**ASSIGNMENT:** Would you please copy every line from the records that contains the word "turistas"?

*** Opening of DATASET EXTRACT ***

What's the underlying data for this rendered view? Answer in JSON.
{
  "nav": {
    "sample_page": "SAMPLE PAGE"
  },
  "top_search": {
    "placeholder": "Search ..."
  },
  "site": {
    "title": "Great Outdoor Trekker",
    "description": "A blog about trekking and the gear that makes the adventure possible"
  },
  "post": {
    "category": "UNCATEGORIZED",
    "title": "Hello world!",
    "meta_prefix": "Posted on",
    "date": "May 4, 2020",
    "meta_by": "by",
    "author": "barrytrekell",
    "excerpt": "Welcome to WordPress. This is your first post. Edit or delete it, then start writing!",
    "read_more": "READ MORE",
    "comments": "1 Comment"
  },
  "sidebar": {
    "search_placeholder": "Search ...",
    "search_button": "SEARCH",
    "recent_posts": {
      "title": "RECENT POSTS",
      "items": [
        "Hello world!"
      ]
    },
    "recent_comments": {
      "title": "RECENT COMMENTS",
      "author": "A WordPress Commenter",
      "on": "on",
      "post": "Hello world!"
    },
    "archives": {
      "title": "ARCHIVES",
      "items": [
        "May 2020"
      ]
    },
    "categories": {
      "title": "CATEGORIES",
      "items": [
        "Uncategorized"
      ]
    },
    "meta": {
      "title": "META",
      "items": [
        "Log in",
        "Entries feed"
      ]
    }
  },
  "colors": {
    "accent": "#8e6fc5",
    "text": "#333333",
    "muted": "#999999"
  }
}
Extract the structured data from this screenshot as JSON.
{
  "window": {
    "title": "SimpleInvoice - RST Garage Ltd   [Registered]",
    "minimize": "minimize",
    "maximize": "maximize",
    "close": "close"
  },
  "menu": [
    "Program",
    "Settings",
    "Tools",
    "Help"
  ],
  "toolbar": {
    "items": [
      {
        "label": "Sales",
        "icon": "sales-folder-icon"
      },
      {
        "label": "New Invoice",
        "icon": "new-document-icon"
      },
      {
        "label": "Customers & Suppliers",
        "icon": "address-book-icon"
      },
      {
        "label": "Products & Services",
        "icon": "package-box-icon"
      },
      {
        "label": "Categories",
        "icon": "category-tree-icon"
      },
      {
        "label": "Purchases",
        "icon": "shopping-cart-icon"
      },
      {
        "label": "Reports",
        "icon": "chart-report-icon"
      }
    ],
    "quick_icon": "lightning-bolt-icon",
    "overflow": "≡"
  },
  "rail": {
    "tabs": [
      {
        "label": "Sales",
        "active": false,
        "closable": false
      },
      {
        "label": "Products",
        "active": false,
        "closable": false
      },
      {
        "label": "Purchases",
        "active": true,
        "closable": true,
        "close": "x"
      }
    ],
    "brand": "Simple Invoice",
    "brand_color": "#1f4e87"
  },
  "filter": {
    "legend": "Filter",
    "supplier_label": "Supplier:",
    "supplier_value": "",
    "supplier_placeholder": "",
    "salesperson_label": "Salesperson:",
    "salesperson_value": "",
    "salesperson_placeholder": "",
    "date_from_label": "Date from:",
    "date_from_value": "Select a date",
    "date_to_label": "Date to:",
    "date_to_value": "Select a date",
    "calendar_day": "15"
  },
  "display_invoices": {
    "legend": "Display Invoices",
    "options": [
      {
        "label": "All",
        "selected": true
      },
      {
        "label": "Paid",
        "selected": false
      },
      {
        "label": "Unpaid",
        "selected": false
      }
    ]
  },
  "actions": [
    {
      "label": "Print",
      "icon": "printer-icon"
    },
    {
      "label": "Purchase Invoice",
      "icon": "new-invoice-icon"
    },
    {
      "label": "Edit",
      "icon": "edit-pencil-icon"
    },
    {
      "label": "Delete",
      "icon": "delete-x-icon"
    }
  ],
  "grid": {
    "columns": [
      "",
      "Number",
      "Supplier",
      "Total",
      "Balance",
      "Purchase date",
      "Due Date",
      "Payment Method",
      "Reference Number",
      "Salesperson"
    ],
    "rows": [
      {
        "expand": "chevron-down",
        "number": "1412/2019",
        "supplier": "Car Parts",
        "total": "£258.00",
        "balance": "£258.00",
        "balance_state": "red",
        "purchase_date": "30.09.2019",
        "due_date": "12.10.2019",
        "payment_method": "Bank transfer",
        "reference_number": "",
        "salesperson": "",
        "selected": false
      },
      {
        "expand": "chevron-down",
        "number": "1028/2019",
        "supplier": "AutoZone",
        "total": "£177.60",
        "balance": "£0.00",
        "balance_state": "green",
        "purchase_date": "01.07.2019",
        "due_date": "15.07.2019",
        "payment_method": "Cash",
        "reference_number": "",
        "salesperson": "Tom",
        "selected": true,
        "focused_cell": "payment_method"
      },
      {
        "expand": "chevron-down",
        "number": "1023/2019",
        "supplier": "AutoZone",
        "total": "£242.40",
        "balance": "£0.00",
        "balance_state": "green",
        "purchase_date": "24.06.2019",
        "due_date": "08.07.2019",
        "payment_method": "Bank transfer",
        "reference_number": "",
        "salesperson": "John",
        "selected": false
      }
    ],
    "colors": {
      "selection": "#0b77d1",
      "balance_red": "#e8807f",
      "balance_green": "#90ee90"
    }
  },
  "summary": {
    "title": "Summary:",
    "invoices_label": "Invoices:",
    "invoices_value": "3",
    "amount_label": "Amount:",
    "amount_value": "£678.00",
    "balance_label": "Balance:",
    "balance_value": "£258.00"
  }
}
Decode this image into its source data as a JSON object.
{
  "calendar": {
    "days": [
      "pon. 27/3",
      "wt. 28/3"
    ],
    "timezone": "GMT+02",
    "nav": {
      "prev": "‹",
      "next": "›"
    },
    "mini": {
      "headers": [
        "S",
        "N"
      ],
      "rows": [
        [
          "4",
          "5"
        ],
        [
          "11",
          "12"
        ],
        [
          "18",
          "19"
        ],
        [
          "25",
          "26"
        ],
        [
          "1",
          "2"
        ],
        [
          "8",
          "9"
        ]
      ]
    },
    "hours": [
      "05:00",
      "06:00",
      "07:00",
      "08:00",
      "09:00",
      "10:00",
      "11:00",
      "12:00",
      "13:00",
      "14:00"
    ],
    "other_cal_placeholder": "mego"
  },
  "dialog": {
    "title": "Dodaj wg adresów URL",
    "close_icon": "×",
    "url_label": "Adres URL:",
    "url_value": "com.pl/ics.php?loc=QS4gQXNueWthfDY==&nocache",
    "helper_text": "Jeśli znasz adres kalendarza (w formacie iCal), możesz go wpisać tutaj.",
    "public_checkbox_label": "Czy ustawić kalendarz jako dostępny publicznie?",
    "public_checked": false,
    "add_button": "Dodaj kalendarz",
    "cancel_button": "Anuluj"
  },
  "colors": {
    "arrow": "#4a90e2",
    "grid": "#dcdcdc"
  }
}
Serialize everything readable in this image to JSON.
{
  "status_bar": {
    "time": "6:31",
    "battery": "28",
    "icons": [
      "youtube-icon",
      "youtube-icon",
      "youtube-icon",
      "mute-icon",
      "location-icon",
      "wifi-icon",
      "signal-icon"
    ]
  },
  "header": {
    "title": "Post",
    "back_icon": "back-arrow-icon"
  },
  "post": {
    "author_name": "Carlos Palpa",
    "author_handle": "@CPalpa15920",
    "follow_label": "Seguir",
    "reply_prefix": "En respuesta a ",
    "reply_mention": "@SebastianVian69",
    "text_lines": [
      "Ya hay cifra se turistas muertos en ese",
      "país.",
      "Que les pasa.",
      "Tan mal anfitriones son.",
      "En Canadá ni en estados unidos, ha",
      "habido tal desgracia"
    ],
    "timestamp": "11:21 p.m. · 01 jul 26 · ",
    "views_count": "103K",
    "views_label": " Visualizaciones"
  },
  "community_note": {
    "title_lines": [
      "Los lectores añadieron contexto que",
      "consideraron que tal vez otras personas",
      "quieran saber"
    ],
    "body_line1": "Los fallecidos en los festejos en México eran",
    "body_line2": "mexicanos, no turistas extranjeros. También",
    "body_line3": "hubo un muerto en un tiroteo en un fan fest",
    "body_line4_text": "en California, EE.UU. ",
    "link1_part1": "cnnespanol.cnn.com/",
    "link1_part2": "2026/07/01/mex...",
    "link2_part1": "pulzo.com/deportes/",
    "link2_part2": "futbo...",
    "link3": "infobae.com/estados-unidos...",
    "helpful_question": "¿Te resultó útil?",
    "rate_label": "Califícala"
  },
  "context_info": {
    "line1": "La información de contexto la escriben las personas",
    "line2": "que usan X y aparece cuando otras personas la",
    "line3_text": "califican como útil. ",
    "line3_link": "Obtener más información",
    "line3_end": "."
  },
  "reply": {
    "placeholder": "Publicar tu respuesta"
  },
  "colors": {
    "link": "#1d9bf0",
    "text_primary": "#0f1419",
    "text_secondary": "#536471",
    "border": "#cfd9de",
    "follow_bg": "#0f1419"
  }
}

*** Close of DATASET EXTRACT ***

**TASK RESULT:**
      "Ya hay cifra se turistas muertos en ese",
    "body_line2": "mexicanos, no turistas extranjeros. También",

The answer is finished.